## Work required
All of the entries are to be printed exactly as they appear.

## Entries shown
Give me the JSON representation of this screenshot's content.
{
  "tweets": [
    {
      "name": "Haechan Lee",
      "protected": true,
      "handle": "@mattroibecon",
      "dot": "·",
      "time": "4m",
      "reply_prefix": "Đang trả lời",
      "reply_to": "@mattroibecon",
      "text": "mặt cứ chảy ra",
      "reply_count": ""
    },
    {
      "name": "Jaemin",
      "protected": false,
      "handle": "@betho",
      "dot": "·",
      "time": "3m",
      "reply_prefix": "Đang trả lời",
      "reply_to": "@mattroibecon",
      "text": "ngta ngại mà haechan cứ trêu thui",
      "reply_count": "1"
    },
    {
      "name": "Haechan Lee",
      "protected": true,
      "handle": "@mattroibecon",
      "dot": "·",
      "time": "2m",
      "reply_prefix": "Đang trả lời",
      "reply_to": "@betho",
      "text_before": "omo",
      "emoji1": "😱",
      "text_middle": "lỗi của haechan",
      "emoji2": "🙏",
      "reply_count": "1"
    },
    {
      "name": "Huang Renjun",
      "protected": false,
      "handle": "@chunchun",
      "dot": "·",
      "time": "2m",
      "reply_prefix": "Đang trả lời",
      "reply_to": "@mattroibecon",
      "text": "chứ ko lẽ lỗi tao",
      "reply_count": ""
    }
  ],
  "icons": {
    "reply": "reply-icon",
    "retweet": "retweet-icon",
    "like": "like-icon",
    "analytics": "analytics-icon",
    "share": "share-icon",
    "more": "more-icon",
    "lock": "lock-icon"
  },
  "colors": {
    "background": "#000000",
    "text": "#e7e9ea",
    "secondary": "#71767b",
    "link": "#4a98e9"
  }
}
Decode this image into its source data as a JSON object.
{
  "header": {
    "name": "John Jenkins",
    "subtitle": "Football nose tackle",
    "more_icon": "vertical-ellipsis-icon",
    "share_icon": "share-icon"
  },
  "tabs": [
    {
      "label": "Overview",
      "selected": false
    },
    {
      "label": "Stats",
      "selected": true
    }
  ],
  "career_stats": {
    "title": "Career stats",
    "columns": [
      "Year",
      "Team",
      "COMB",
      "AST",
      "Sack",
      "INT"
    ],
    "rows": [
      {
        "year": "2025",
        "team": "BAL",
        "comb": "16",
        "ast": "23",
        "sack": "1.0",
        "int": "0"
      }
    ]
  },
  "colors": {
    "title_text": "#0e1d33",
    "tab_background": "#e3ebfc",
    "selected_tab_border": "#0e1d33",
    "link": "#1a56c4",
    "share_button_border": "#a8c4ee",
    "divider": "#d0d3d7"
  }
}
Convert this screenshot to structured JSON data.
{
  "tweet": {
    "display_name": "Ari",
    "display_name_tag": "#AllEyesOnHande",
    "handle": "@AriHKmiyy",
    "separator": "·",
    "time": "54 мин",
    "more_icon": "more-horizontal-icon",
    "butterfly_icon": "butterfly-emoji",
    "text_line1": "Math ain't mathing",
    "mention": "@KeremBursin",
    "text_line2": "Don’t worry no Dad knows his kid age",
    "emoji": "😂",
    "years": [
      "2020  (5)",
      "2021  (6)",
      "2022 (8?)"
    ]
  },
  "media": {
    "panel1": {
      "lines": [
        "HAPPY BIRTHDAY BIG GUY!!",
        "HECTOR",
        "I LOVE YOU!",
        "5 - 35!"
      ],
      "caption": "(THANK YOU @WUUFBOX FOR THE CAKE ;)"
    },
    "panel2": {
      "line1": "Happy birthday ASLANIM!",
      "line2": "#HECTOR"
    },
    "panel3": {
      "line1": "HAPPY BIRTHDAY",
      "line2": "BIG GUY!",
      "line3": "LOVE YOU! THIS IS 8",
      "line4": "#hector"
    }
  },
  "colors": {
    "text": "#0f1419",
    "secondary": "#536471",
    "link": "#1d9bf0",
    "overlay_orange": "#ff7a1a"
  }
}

## Output of the exercise
Give me the JSON representation of this screenshot's content.
{
  "tweets": [
    {
      "name": "Haechan Lee",
      "protected": true,
      "handle": "@mattroibecon",
      "dot": "·",
      "time": "4m",
      "reply_prefix": "Đang trả lời",
      "reply_to": "@mattroibecon",
      "text": "mặt cứ chảy ra",
      "reply_count": ""
    },
    {
      "name": "Jaemin",
      "protected": false,
      "handle": "@betho",
      "dot": "·",
      "time": "3m",
      "reply_prefix": "Đang trả lời",
      "reply_to": "@mattroibecon",
      "text": "ngta ngại mà haechan cứ trêu thui",
      "reply_count": "1"
    },
    {
      "name": "Haechan Lee",
      "protected": true,
      "handle": "@mattroibecon",
      "dot": "·",
      "time": "2m",
      "reply_prefix": "Đang trả lời",
      "reply_to": "@betho",
      "text_before": "omo",
      "emoji1": "😱",
      "text_middle": "lỗi của haechan",
      "emoji2": "🙏",
      "reply_count": "1"
    },
    {
      "name": "Huang Renjun",
      "protected": false,
      "handle": "@chunchun",
      "dot": "·",
      "time": "2m",
      "reply_prefix": "Đang trả lời",
      "reply_to": "@mattroibecon",
      "text": "chứ ko lẽ lỗi tao",
      "reply_count": ""
    }
  ],
  "icons": {
    "reply": "reply-icon",
    "retweet": "retweet-icon",
    "like": "like-icon",
    "analytics": "analytics-icon",
    "share": "share-icon",
    "more": "more-icon",
    "lock": "lock-icon"
  },
  "colors": {
    "background": "#000000",
    "text": "#e7e9ea",
    "secondary": "#71767b",
    "link": "#4a98e9"
  }
}
Decode this image into its source data as a JSON object.
{
  "header": {
    "name": "John Jenkins",
    "subtitle": "Football nose tackle",
    "more_icon": "vertical-ellipsis-icon",
    "share_icon": "share-icon"
  },
  "tabs": [
    {
      "label": "Overview",
      "selected": false
    },
    {
      "label": "Stats",
      "selected": true
    }
  ],
  "career_stats": {
    "title": "Career stats",
    "columns": [
      "Year",
      "Team",
      "COMB",
      "AST",
      "Sack",
      "INT"
    ],
    "rows": [
      {
        "year": "2025",
        "team": "BAL",
        "comb": "16",
        "ast": "23",
        "sack": "1.0",
        "int": "0"
      }
    ]
  },
  "colors": {
    "title_text": "#0e1d33",
    "tab_background": "#e3ebfc",
    "selected_tab_border": "#0e1d33",
    "link": "#1a56c4",
    "share_button_border": "#a8c4ee",
    "divider": "#d0d3d7"
  }
}
Convert this screenshot to structured JSON data.
{
  "tweet": {
    "display_name": "Ari",
    "display_name_tag": "#AllEyesOnHande",
    "handle": "@AriHKmiyy",
    "separator": "·",
    "time": "54 мин",
    "more_icon": "more-horizontal-icon",
    "butterfly_icon": "butterfly-emoji",
    "text_line1": "Math ain't mathing",
    "mention": "@KeremBursin",
    "text_line2": "Don’t worry no Dad knows his kid age",
    "emoji": "😂",
    "years": [
      "2020  (5)",
      "2021  (6)",
      "2022 (8?)"
    ]
  },
  "media": {
    "panel1": {
      "lines": [
        "HAPPY BIRTHDAY BIG GUY!!",
        "HECTOR",
        "I LOVE YOU!",
        "5 - 35!"
      ],
      "caption": "(THANK YOU @WUUFBOX FOR THE CAKE ;)"
    },
    "panel2": {
      "line1": "Happy birthday ASLANIM!",
      "line2": "#HECTOR"
    },
    "panel3": {
      "line1": "HAPPY BIRTHDAY",
      "line2": "BIG GUY!",
      "line3": "LOVE YOU! THIS IS 8",
      "line4": "#hector"
    }
  },
  "colors": {
    "text": "#0f1419",
    "secondary": "#536471",
    "link": "#1d9bf0",
    "overlay_orange": "#ff7a1a"
  }
}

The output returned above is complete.